Obesity has become an epidemic in the United States. 1 in 3 Americans is now obese. Because we are getting bigger as a population – the rates of obesity related medical problems such as hypertension, heart disease, diabetes, acid reflux, etc. are also rising. As a result we are spending about 210 billion dollars yearly on managing these comorbidities, which is almost 20% of our entire health care expenditure.
It is important that as individuals and as a society we address this growing problem. There are many ways to prevent and improve the diseases that are connected to obesity. Increasing physical exercise, changing your diet, and working toward behavior changes will go a long way. There are also medications and interventional procedures (including endoscopic and surgical) that can treat this condition.
You are considered obese when your body mass index (BMI) is at 30 or higher. The way this is calculated is by dividing your weight in kilograms by your height in meters squared. Those with a BMI of below 18.5 are considered underweight; those between 18.5 and 24.9 are considered of healthy weight. Obesity Class I is a BMI from 30 to 34.9 while Class II obesity is for 35 to 39.9. Extreme or morbid obesity is categorized as a BMI of 40 or higher.
Hormones, behavior, and genetics all play a part in body weight, but obesity happens when you consume more calories in a day than you burn up through daily activities and exercise. The excess calories are stored as fat. In some cases, obesity may be linked to a medical cause, but this is rare.
The most common causes of obesity are unhealthy eating habits and inactivity. When you aren’t active, you don’t burn off as many calories as someone who is. Also, if you have poor eating habits, you likely get too many calories from foods that are not good for you.
The primary goal of treating obesity is to bring your weight to a healthier level. This may involve a team of specialists, including a behavior counselor, dietician, and obesity specialist, who help you make needed changes.
One of the most common treatments is making dietary changes. There are many diets to choose from, and your physician can likely offer you suggestions. Some of the nutritional changes that may be considered are merely cutting the number of calories that you consume, learning to eat foods that make you feel full with fewer calories, and making healthier choices in what you consume.
Turning up the amount of activity that you get is another way to lose weight. Even just walking can make a significant difference over time. Getting in at least 150 minutes a week of physical activity at a moderate level can help avoid further weight gain. Also, merely making choices to be more active in everyday life can help with improving weight loss.
Other options include pharmacologic therapy that may help with weight loss. Finally there are weight loss procedures both endoscopic and surgical that may assist with weight loss. The most important aspect for success however is for a patient to choose to make a lifestyle change as no medication or intervention can do the work for them.
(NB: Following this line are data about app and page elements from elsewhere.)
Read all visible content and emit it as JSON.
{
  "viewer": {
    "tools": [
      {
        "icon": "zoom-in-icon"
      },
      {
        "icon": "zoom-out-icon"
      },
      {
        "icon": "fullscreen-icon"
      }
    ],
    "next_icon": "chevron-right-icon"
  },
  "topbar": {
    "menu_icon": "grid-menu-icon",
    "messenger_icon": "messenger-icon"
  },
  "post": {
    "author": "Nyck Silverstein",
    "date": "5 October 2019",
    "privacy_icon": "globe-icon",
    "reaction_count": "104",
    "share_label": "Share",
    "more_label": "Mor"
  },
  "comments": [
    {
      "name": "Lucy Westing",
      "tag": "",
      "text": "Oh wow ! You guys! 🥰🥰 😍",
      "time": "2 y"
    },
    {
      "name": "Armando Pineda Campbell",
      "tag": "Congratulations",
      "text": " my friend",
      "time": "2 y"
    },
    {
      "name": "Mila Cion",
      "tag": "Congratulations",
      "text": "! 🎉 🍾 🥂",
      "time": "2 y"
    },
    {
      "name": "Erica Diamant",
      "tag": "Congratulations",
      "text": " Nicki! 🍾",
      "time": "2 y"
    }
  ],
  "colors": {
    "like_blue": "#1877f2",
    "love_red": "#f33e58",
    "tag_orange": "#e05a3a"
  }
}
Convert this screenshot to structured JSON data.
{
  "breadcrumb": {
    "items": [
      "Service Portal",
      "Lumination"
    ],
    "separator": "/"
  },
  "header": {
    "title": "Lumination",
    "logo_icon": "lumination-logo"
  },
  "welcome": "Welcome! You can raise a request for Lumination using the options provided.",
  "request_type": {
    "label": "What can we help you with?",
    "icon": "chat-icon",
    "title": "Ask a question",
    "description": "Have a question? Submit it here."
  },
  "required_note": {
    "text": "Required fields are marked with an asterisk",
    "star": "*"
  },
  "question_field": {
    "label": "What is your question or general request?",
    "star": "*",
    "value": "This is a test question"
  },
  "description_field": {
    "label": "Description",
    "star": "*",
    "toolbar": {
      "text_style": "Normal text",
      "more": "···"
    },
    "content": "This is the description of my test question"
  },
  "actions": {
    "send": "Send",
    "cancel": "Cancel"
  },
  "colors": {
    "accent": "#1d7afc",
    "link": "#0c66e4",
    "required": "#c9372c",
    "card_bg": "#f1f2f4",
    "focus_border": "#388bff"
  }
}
Are you interested in learning more about Obesity or other GI conditions? We invite you to contact us to learn more. Dr. Prashant Kedia is a therapeutic endoscopist and gastroenterologist serving patients in the Dallas-Fort Worth area and beyond. Call today to schedule an appointment at (214) 941-6891.